**DATA**
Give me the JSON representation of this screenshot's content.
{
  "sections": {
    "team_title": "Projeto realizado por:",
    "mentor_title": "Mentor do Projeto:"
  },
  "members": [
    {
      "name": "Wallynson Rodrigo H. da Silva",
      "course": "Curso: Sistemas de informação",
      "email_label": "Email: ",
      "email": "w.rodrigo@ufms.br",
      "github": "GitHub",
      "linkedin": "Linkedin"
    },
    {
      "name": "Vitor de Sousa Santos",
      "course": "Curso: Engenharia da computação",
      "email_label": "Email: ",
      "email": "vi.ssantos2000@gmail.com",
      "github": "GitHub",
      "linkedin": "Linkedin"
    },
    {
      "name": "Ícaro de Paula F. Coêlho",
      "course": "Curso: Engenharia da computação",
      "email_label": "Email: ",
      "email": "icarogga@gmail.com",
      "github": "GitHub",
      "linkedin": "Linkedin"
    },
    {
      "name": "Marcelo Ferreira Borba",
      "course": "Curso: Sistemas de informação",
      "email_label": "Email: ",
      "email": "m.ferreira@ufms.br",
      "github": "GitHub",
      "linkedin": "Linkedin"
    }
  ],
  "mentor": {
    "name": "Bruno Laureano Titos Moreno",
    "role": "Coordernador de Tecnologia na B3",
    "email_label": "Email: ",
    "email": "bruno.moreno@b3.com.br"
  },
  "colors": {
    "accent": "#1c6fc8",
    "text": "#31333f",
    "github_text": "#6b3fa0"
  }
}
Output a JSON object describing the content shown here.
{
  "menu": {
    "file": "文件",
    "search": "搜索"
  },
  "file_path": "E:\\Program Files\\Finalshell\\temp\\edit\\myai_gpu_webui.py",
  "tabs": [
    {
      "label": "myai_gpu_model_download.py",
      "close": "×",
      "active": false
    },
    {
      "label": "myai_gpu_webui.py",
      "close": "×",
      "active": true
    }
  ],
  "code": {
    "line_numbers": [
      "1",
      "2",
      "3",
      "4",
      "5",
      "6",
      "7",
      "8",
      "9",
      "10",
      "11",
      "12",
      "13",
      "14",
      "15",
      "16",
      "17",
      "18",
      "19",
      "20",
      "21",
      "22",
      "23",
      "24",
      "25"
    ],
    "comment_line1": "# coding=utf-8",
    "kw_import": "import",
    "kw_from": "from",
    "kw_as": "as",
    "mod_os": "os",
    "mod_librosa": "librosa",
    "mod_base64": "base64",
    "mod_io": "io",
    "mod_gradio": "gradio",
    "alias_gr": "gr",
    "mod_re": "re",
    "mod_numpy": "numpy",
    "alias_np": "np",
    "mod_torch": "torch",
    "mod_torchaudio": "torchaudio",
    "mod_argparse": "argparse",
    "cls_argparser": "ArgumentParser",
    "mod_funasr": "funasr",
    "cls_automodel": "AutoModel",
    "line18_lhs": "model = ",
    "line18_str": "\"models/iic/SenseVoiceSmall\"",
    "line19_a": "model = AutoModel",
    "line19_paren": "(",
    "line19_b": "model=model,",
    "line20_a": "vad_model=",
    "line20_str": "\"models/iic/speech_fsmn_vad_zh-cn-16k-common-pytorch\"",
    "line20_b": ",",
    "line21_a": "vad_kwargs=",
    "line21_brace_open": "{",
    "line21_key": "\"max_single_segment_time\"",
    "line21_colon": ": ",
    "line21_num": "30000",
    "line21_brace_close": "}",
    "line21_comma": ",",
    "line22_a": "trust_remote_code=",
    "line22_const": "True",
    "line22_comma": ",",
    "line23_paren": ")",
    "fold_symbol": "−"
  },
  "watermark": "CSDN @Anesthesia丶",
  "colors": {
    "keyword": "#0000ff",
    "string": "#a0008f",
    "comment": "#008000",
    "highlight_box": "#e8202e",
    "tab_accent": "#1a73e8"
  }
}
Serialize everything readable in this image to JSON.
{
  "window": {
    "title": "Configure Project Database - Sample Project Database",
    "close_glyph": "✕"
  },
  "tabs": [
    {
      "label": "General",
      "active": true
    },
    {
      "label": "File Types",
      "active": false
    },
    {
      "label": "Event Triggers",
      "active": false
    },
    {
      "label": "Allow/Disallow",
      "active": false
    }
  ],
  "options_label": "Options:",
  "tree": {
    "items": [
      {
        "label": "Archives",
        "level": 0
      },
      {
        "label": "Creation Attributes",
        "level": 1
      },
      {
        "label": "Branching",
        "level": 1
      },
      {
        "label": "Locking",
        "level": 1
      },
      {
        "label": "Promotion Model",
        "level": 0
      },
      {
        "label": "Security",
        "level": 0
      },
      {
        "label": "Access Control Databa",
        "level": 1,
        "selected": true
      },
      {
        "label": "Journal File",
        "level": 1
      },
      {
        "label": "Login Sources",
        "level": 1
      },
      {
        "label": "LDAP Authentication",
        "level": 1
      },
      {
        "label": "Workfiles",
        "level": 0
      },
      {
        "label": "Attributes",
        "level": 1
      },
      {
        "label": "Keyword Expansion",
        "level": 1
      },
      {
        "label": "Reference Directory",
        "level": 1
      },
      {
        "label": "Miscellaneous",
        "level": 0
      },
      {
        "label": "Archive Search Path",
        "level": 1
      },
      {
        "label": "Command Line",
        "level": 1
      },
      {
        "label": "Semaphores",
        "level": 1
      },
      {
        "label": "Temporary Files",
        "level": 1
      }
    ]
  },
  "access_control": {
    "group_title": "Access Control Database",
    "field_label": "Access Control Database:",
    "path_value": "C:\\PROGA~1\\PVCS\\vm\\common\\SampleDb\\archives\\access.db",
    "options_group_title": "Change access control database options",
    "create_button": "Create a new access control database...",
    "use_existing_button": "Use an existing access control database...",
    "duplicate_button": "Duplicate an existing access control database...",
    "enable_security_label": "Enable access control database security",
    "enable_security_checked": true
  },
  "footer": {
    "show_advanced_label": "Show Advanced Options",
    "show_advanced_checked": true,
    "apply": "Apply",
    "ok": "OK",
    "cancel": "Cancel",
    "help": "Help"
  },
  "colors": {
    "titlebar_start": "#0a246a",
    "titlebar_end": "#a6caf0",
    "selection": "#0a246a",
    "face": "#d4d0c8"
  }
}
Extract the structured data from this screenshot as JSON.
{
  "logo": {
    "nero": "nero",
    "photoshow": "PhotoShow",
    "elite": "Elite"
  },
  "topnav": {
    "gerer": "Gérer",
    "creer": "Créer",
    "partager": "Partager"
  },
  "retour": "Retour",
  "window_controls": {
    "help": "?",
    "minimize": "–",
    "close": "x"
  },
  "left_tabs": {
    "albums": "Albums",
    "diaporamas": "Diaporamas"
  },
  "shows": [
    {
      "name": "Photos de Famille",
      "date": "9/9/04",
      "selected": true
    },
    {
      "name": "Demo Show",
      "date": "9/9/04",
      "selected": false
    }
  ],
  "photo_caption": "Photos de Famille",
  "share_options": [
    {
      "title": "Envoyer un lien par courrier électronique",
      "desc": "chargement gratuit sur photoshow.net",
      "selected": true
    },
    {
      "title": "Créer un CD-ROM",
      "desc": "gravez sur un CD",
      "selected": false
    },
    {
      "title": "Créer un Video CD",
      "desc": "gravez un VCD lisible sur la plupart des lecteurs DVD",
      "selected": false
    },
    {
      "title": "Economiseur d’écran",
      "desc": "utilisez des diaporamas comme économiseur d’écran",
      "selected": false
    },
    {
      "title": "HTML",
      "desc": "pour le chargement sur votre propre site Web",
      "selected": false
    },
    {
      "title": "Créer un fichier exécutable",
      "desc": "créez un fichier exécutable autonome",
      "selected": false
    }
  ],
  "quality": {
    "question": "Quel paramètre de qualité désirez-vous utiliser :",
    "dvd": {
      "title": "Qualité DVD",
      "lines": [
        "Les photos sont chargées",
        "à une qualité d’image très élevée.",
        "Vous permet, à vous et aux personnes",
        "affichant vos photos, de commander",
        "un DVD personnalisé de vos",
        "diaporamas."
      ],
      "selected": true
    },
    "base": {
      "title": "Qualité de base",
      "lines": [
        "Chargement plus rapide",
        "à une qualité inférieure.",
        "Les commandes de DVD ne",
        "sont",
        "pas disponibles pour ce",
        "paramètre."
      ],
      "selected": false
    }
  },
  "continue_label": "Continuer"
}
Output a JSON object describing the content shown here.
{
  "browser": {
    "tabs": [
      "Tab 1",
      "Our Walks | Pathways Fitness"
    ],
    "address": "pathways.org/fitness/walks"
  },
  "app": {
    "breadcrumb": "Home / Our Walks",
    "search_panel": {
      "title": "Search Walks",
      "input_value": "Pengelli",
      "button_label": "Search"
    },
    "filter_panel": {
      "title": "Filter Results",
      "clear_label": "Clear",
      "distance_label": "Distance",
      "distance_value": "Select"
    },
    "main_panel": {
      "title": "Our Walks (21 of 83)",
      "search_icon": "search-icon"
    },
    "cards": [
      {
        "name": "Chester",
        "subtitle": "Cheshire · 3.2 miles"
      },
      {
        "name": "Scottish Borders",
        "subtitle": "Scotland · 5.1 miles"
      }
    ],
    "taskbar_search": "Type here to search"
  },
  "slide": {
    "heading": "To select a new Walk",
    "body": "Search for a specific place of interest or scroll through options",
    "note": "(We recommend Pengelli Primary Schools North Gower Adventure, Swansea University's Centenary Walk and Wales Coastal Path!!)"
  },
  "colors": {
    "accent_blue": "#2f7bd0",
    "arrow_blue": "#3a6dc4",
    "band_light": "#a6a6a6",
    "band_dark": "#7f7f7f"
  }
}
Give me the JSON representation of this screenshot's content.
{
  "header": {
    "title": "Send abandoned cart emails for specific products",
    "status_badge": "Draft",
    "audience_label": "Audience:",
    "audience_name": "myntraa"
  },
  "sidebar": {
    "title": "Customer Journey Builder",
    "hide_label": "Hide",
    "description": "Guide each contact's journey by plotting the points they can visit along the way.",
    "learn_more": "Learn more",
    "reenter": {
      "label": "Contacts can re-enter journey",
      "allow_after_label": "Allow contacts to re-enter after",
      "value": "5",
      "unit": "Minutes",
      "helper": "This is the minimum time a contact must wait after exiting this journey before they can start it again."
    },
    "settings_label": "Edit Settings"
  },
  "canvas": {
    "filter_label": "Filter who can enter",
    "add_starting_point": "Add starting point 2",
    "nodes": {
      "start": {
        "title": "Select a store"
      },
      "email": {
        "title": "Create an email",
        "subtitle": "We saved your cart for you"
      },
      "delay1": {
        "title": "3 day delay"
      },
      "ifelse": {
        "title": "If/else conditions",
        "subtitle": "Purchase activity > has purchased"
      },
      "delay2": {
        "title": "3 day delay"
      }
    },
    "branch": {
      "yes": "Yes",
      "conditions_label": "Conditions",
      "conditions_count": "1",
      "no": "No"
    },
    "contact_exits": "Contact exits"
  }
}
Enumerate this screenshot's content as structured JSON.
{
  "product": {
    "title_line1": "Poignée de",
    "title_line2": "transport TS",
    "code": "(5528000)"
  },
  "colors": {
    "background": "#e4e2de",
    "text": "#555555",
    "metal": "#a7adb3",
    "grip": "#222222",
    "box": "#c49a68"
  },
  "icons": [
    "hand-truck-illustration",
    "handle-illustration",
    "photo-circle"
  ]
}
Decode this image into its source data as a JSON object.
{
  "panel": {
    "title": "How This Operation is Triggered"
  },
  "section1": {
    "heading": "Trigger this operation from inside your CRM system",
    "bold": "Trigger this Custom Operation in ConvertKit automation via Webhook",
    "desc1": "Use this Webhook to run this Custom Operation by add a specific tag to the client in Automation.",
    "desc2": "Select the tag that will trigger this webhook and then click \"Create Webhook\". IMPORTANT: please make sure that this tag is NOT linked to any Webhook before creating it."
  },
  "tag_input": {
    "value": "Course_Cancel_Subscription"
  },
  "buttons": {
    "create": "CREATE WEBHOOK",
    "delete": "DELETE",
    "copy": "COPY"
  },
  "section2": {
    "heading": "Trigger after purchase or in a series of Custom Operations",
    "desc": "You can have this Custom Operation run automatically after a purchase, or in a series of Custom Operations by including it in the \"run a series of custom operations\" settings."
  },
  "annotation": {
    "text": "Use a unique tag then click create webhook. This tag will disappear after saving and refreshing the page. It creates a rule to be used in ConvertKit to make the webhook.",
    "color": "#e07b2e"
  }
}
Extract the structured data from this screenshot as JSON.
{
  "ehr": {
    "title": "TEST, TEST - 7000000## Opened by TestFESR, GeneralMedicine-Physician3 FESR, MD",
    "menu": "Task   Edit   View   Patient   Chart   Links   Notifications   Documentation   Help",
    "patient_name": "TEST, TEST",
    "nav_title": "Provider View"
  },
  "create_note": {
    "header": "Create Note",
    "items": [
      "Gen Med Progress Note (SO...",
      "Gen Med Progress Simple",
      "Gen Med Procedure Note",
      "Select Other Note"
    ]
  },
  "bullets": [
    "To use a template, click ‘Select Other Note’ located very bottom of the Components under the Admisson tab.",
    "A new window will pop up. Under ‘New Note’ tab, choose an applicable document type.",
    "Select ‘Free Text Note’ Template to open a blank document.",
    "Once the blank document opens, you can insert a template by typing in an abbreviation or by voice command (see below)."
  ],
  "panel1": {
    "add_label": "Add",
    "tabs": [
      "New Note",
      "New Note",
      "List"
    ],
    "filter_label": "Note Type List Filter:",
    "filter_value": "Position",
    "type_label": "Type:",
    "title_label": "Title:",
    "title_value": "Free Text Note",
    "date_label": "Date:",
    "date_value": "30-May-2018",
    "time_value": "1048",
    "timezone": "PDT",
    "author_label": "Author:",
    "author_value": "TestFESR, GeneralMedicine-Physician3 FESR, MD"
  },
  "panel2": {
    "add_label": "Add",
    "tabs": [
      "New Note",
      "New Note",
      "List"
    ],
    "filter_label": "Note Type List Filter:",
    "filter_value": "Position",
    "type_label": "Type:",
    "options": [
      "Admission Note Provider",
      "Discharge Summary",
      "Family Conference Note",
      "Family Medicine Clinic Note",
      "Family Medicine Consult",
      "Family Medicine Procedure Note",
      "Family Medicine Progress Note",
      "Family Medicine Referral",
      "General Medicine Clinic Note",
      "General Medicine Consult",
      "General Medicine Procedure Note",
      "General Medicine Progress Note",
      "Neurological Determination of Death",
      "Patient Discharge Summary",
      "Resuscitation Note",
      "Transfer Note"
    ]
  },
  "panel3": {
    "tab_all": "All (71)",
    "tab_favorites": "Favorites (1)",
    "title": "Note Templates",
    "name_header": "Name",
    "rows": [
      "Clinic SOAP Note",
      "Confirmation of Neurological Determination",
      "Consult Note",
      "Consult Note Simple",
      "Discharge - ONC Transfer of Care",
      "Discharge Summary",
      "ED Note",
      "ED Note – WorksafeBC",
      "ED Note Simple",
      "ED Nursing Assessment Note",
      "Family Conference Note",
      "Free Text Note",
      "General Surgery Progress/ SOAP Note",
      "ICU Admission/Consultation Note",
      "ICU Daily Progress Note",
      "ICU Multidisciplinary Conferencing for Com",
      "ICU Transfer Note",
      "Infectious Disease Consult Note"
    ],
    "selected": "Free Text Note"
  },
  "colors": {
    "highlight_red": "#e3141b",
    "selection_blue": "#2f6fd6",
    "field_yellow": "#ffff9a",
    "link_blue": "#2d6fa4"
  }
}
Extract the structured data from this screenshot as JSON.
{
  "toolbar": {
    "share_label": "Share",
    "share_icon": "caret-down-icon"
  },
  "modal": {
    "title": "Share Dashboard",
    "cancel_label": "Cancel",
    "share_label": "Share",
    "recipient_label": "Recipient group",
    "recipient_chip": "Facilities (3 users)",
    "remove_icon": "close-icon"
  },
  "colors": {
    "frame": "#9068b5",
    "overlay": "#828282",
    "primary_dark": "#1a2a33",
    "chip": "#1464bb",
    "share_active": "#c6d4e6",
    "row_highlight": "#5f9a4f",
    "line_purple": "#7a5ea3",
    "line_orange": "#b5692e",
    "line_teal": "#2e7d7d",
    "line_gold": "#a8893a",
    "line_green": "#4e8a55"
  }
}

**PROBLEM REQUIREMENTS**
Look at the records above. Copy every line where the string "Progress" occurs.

**REPLY TO THE EXERCISE**
      "Gen Med Progress Note (SO...",
      "Gen Med Progress Simple",
      "Family Medicine Progress Note",
      "General Medicine Progress Note",
      "General Surgery Progress/ SOAP Note",
      "ICU Daily Progress Note",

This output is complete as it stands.